[Data extracted from a collection]
"""
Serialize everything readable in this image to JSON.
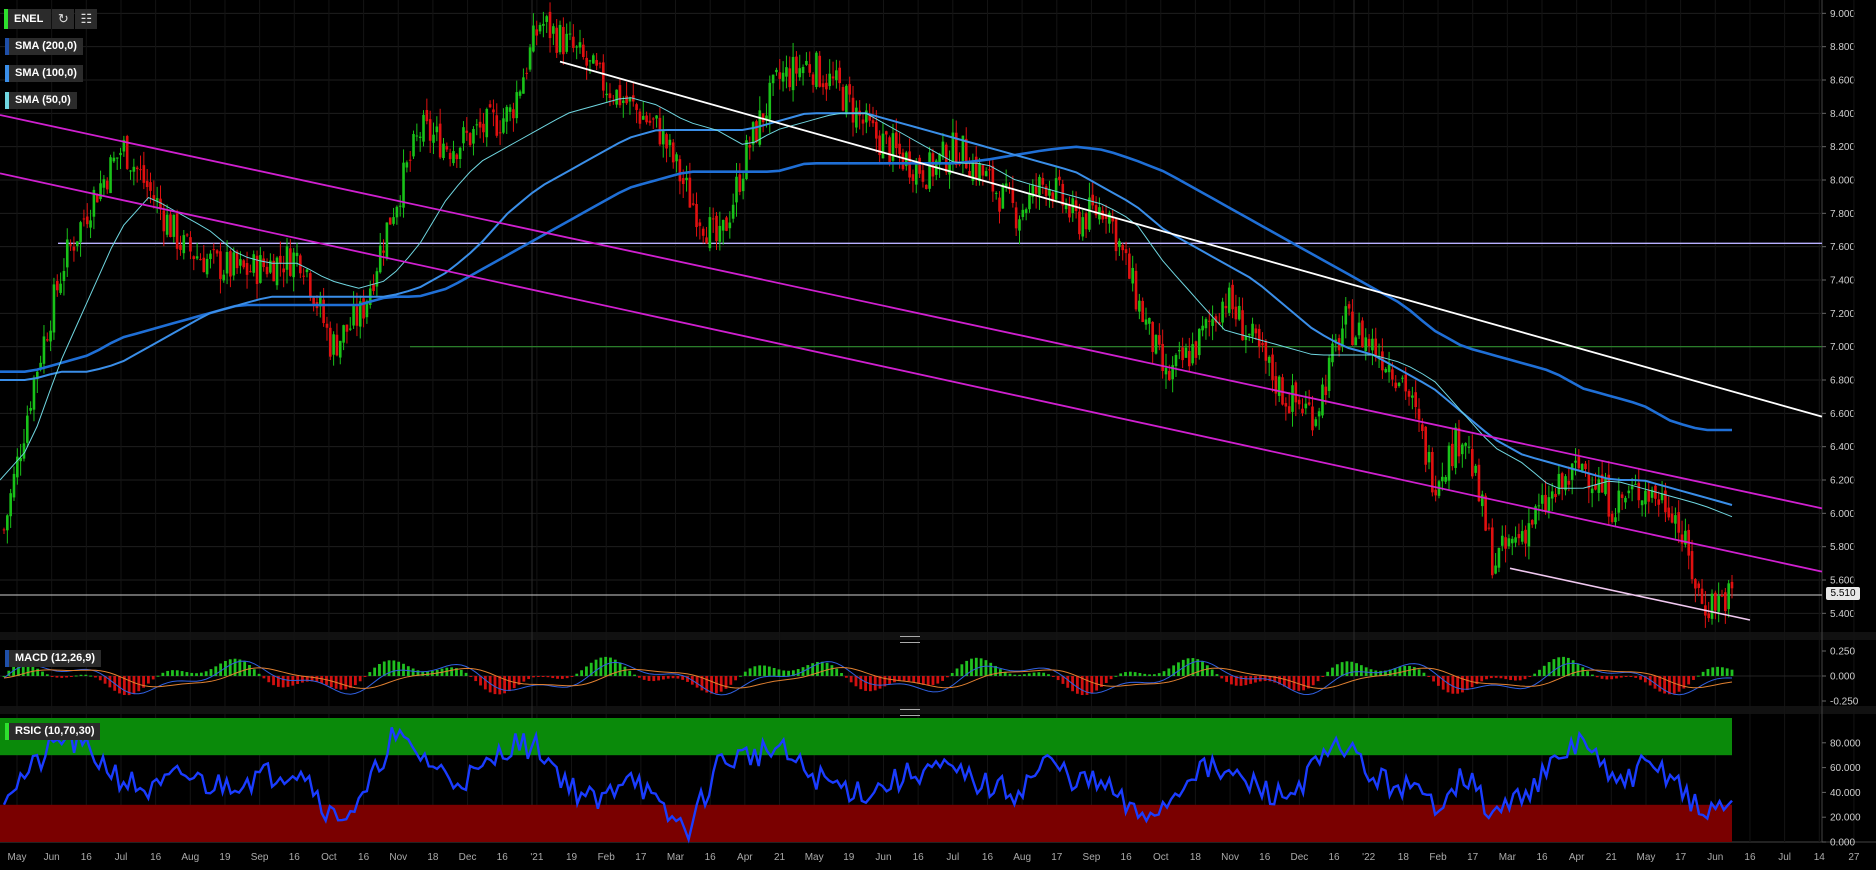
{
  "toolbar": {
    "symbol": "ENEL",
    "refresh_icon": "refresh-icon",
    "settings_icon": "chart-settings-icon"
  },
  "indicators": {
    "sma200": "SMA (200,0)",
    "sma100": "SMA (100,0)",
    "sma50": "SMA (50,0)",
    "macd": "MACD (12,26,9)",
    "rsic": "RSIC (10,70,30)"
  },
  "last_price_label": "5.510",
  "colors": {
    "up": "#19c219",
    "down": "#e01010",
    "sma200": "#1f6fd6",
    "sma100": "#3a8ee8",
    "sma50": "#6fd6e0",
    "channel": "#d020d0",
    "trend": "#ffffff",
    "horizontal_violet": "#b8b0ff",
    "horizontal_green": "#2e8b2e",
    "rsi_line": "#1a3cff",
    "rsi_overbought": "#0a8a0a",
    "rsi_oversold": "#7a0000",
    "macd_pos": "#20c020",
    "macd_neg": "#d01010",
    "macd_line": "#3060e0",
    "signal_line": "#e08030"
  },
  "chart_data": [
    {
      "type": "candlestick",
      "title": "ENEL",
      "y_ticks": [
        "9.000",
        "8.800",
        "8.600",
        "8.400",
        "8.200",
        "8.000",
        "7.800",
        "7.600",
        "7.400",
        "7.200",
        "7.000",
        "6.800",
        "6.600",
        "6.400",
        "6.200",
        "6.000",
        "5.800",
        "5.600",
        "5.400"
      ],
      "ylim": [
        5.3,
        9.05
      ],
      "x_ticks": [
        "May",
        "Jun",
        "16",
        "Jul",
        "16",
        "Aug",
        "19",
        "Sep",
        "16",
        "Oct",
        "16",
        "Nov",
        "18",
        "Dec",
        "16",
        "'21",
        "19",
        "Feb",
        "17",
        "Mar",
        "16",
        "Apr",
        "21",
        "May",
        "19",
        "Jun",
        "16",
        "Jul",
        "16",
        "Aug",
        "17",
        "Sep",
        "16",
        "Oct",
        "18",
        "Nov",
        "16",
        "Dec",
        "16",
        "'22",
        "18",
        "Feb",
        "17",
        "Mar",
        "16",
        "Apr",
        "21",
        "May",
        "17",
        "Jun",
        "16",
        "Jul",
        "14",
        "27"
      ],
      "close_series_approx": {
        "dates": [
          "2020-05-15",
          "2020-06-01",
          "2020-06-15",
          "2020-07-01",
          "2020-07-16",
          "2020-08-03",
          "2020-08-20",
          "2020-09-07",
          "2020-09-21",
          "2020-10-05",
          "2020-10-19",
          "2020-10-30",
          "2020-11-05",
          "2020-11-10",
          "2020-11-20",
          "2020-12-01",
          "2020-12-15",
          "2021-01-04",
          "2021-01-08",
          "2021-01-15",
          "2021-01-22",
          "2021-02-01",
          "2021-02-15",
          "2021-03-01",
          "2021-03-04",
          "2021-03-16",
          "2021-04-01",
          "2021-04-15",
          "2021-04-22",
          "2021-05-03",
          "2021-05-19",
          "2021-06-01",
          "2021-06-16",
          "2021-07-01",
          "2021-07-16",
          "2021-08-02",
          "2021-08-17",
          "2021-09-01",
          "2021-09-16",
          "2021-10-01",
          "2021-10-18",
          "2021-11-01",
          "2021-11-16",
          "2021-12-01",
          "2021-12-16",
          "2022-01-04",
          "2022-01-18",
          "2022-02-01",
          "2022-02-17",
          "2022-03-01",
          "2022-03-08",
          "2022-03-16",
          "2022-04-01",
          "2022-04-21",
          "2022-05-03",
          "2022-05-17",
          "2022-06-01",
          "2022-06-13",
          "2022-06-20"
        ],
        "close": [
          5.9,
          6.8,
          7.5,
          7.9,
          8.2,
          7.9,
          7.6,
          7.5,
          7.45,
          7.5,
          7.55,
          7.0,
          7.2,
          7.8,
          8.3,
          8.2,
          8.3,
          8.4,
          8.95,
          8.8,
          8.6,
          8.45,
          8.3,
          7.9,
          7.6,
          8.2,
          8.6,
          8.7,
          8.55,
          8.3,
          8.15,
          8.05,
          8.2,
          8.0,
          7.8,
          8.0,
          7.75,
          7.85,
          7.3,
          6.8,
          7.0,
          7.3,
          7.0,
          6.7,
          6.6,
          7.15,
          7.0,
          6.8,
          6.2,
          6.5,
          5.7,
          5.9,
          6.1,
          6.3,
          6.05,
          6.15,
          6.05,
          5.45,
          5.51
        ]
      },
      "sma50_approx": [
        6.2,
        6.4,
        6.9,
        7.3,
        7.7,
        7.9,
        7.8,
        7.7,
        7.55,
        7.5,
        7.5,
        7.4,
        7.35,
        7.4,
        7.6,
        7.9,
        8.1,
        8.2,
        8.3,
        8.4,
        8.45,
        8.5,
        8.45,
        8.35,
        8.3,
        8.2,
        8.3,
        8.35,
        8.4,
        8.4,
        8.3,
        8.2,
        8.1,
        8.1,
        8.0,
        7.95,
        7.9,
        7.85,
        7.75,
        7.5,
        7.3,
        7.1,
        7.05,
        7.0,
        6.95,
        6.95,
        6.95,
        6.9,
        6.8,
        6.6,
        6.4,
        6.3,
        6.15,
        6.15,
        6.2,
        6.15,
        6.1,
        6.05,
        5.98
      ],
      "sma100_approx": [
        6.8,
        6.8,
        6.85,
        6.85,
        6.9,
        7.0,
        7.1,
        7.2,
        7.25,
        7.3,
        7.3,
        7.3,
        7.3,
        7.3,
        7.35,
        7.45,
        7.6,
        7.8,
        7.95,
        8.05,
        8.15,
        8.25,
        8.3,
        8.3,
        8.3,
        8.3,
        8.35,
        8.4,
        8.4,
        8.4,
        8.35,
        8.3,
        8.25,
        8.2,
        8.15,
        8.1,
        8.05,
        7.95,
        7.85,
        7.7,
        7.6,
        7.5,
        7.4,
        7.25,
        7.1,
        7.0,
        6.95,
        6.85,
        6.75,
        6.6,
        6.45,
        6.35,
        6.3,
        6.25,
        6.2,
        6.2,
        6.15,
        6.1,
        6.05
      ],
      "sma200_approx": [
        6.85,
        6.85,
        6.9,
        6.95,
        7.05,
        7.1,
        7.15,
        7.2,
        7.25,
        7.25,
        7.25,
        7.25,
        7.25,
        7.3,
        7.3,
        7.35,
        7.45,
        7.55,
        7.65,
        7.75,
        7.85,
        7.95,
        8.0,
        8.05,
        8.05,
        8.05,
        8.05,
        8.1,
        8.1,
        8.1,
        8.1,
        8.1,
        8.1,
        8.12,
        8.15,
        8.18,
        8.2,
        8.18,
        8.12,
        8.05,
        7.95,
        7.85,
        7.75,
        7.65,
        7.55,
        7.45,
        7.35,
        7.25,
        7.1,
        7.0,
        6.95,
        6.9,
        6.85,
        6.75,
        6.7,
        6.65,
        6.55,
        6.5,
        6.5
      ],
      "horizontal_levels": [
        7.62,
        7.0,
        5.51
      ],
      "last_price": 5.51
    },
    {
      "type": "macd",
      "title": "MACD (12,26,9)",
      "y_ticks": [
        "0.250",
        "0.000",
        "-0.250"
      ],
      "ylim": [
        -0.3,
        0.3
      ]
    },
    {
      "type": "rsi",
      "title": "RSIC (10,70,30)",
      "y_ticks": [
        "80.000",
        "60.000",
        "40.000",
        "20.000",
        "0.000"
      ],
      "ylim": [
        0,
        100
      ],
      "overbought": 70,
      "oversold": 30,
      "rsi_approx": [
        40,
        60,
        85,
        70,
        50,
        40,
        55,
        45,
        50,
        55,
        60,
        20,
        30,
        85,
        70,
        50,
        55,
        80,
        75,
        45,
        30,
        60,
        25,
        10,
        65,
        70,
        75,
        55,
        45,
        40,
        50,
        60,
        55,
        45,
        40,
        65,
        50,
        45,
        20,
        30,
        60,
        55,
        45,
        35,
        60,
        80,
        50,
        45,
        30,
        55,
        20,
        40,
        60,
        85,
        45,
        60,
        55,
        20,
        35
      ]
    }
  ]
}
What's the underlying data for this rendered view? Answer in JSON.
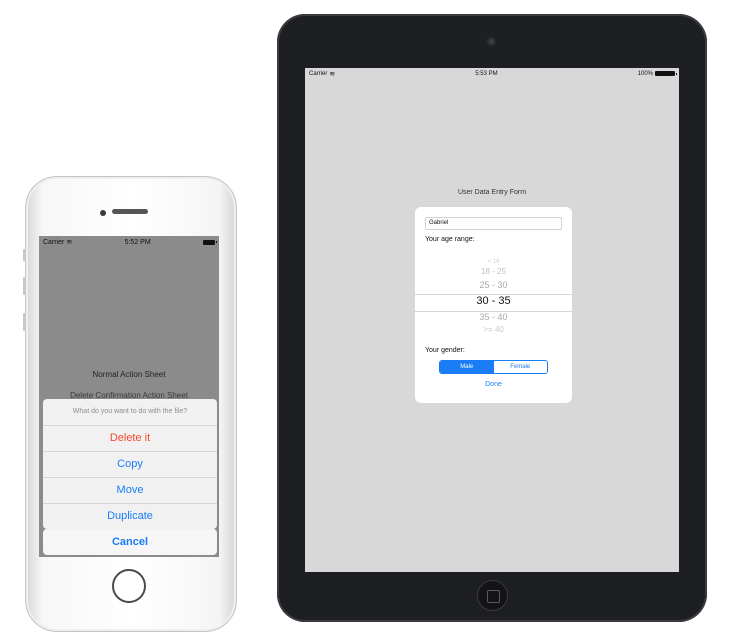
{
  "iphone": {
    "status": {
      "carrier": "Carrier",
      "time": "5:52 PM"
    },
    "background_label": "Normal Action Sheet",
    "background_label_2": "Delete Confirmation Action Sheet",
    "action_sheet": {
      "title": "What do you want to do with the file?",
      "items": [
        {
          "label": "Delete it",
          "style": "destructive"
        },
        {
          "label": "Copy",
          "style": "default"
        },
        {
          "label": "Move",
          "style": "default"
        },
        {
          "label": "Duplicate",
          "style": "default"
        }
      ],
      "cancel_label": "Cancel"
    }
  },
  "ipad": {
    "status": {
      "carrier": "Carrier",
      "time": "5:53 PM",
      "battery": "100%"
    },
    "form_title": "User Data Entry Form",
    "popover": {
      "name_value": "Gabriel",
      "age_label": "Your age range:",
      "age_options": [
        "< 18",
        "18 - 25",
        "25 - 30",
        "30 - 35",
        "35 - 40",
        ">= 40"
      ],
      "age_selected": "30 - 35",
      "gender_label": "Your gender:",
      "gender_options": [
        "Male",
        "Female"
      ],
      "gender_selected": "Male",
      "done_label": "Done"
    }
  },
  "colors": {
    "accent": "#1a7df5",
    "destructive": "#f24c2a",
    "dim_overlay": "#8b8b8b",
    "ipad_background": "#d8d8d8"
  }
}
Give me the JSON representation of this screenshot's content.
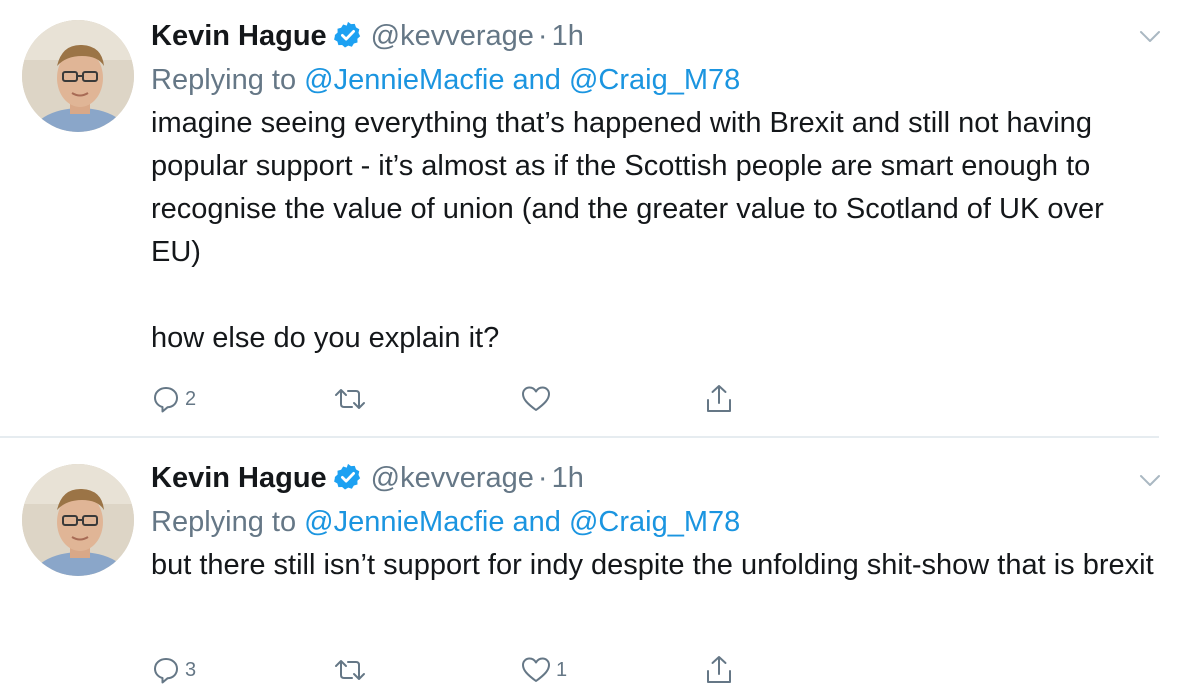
{
  "tweets": [
    {
      "name": "Kevin Hague",
      "handle": "@kevverage",
      "separator": "·",
      "time": "1h",
      "replying_prefix": "Replying to",
      "mention_1": "@JennieMacfie",
      "mention_joiner": "and",
      "mention_2": "@Craig_M78",
      "paragraphs": [
        "imagine seeing everything that’s happened with Brexit and still not having popular support - it’s almost as if the Scottish people are smart enough to recognise the value of union (and the greater value to Scotland of UK over EU)",
        "how else do you explain it?"
      ],
      "reply_count": "2",
      "retweet_count": "",
      "like_count": ""
    },
    {
      "name": "Kevin Hague",
      "handle": "@kevverage",
      "separator": "·",
      "time": "1h",
      "replying_prefix": "Replying to",
      "mention_1": "@JennieMacfie",
      "mention_joiner": "and",
      "mention_2": "@Craig_M78",
      "paragraphs": [
        "but there still isn’t support for indy despite the unfolding shit-show that is brexit"
      ],
      "reply_count": "3",
      "retweet_count": "",
      "like_count": "1"
    }
  ],
  "icons": {
    "verified": "verified-badge-icon",
    "caret": "chevron-down-icon",
    "reply": "reply-icon",
    "retweet": "retweet-icon",
    "like": "heart-icon",
    "share": "share-icon"
  },
  "colors": {
    "accent": "#1b95e0",
    "secondary_text": "#657786",
    "primary_text": "#14171a",
    "divider": "#e6ecf0"
  }
}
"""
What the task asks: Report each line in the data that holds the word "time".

Solution for this exercise:
      "time": "5:52 PM"
      "time": "5:53 PM",
      "time": "1h",
      "time": "1h",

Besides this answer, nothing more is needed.